The attitude of the US to founding leaders in Africa is radically different from its disposition towards its own founders.
In any event, it is notable that Western founders and funders of human rights and democracy individuals and groups in Africa do not just oppose the views, ideas or polices of African founding leaders but they demonise and dehumanise these leaders.
This is readily apparent in the works and words of the motley crew of regime changists and successionists whose only mantra is Mugabe must go: they demonise and dehumanise the President at every turn.
The same goes for Ian Khama. He has said zilch about any view, idea or policy why he says President Mugabe must go and how that is his or Botswana’s business besides demonising and dehumanising the President by pointing to his old age as would do an overgrown and delinquent juvenile.
Zimbabweans cannot hope to improve the country’s operating environment and secure a better future by demonising and dehumanising a leader elected on the basis of a new Constitution and who embodies the ideals and legacy of Zimbabwe’s liberation struggle and its historic gains since 1980. That should be a no no!
Demonising President Mugabe is not the same as opposing him or opposing the government or opposing Zanu PF. To demonise President Mugabe is to dehumanise him and that dreadful practice is necessarily harmful to the country’s permanent interests in terms of stability, national survival and economic prosperity.
In a Sunday Mail interview done by Nomsa Nkala published July 2, 2012, the opposition MDC-Ts Tendai Biti, then the Minister of Finance, made these trenchant remarks which should be food for serious thought to all Zimbabweans: “We find counsel and wisdom in him (President Mugabe). His importance will be seen once he’s gone.
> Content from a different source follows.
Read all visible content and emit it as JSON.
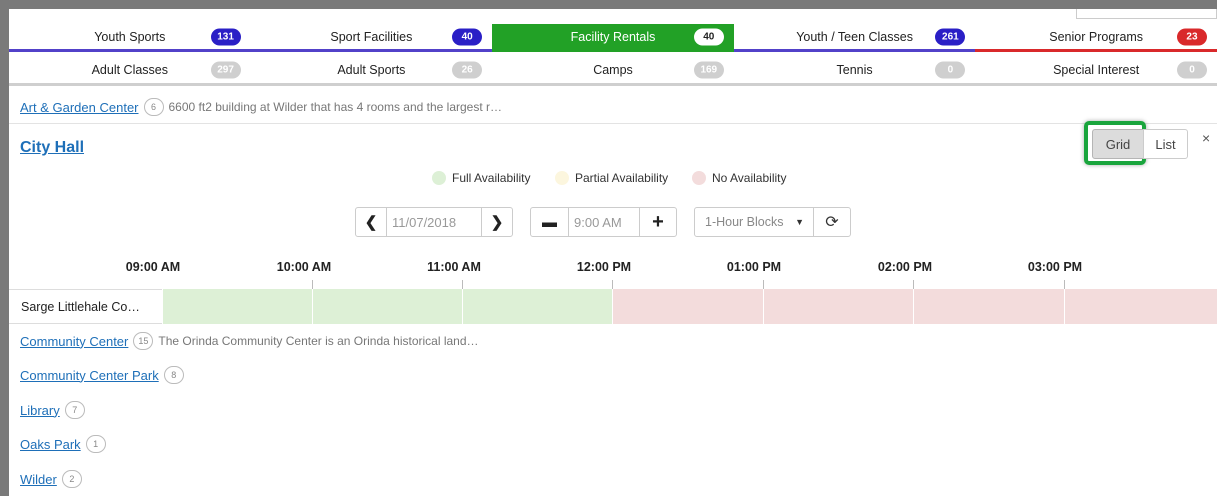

When he’s gone that’s when you’ll see that this man was Zimbabwe.
“Some of us who came from different parties have had a lot to learn from the man. He’s a fountain of experience, fountain of knowledge and, most importantly, a fountain of stability.”
People can say what they want about Tendai Biti but he is a true nationalist with wisdom. The rest is irrelevant.
It would be mass suicide for Zimbabweans to allow regime changists and successionists to demonise and dehumanise President Mugabe under the mantra that he must go to facilitate a power grab when we, the nation, have an opportunity to develop and benefit from his wisdom, counsel, leadership and legacy today; not when he’s gone, but today. For that to happen, President Mugabe deserves the support of every Zimbabwean.
Let Ian Khama mind the desert that is Botswana’s troubled business while we mind our own challenges and exploit our country’s opportunities by taking seriously President Mugabe’s call that the time has come for us to work together to industrialise and modernise Zimbabwe.
Professor Jonathan Moyo is Zimbabwe’s minister of Higher and Tertiary Education, Science and Technology Development and MP for Tsholotsho North (Zanu PF).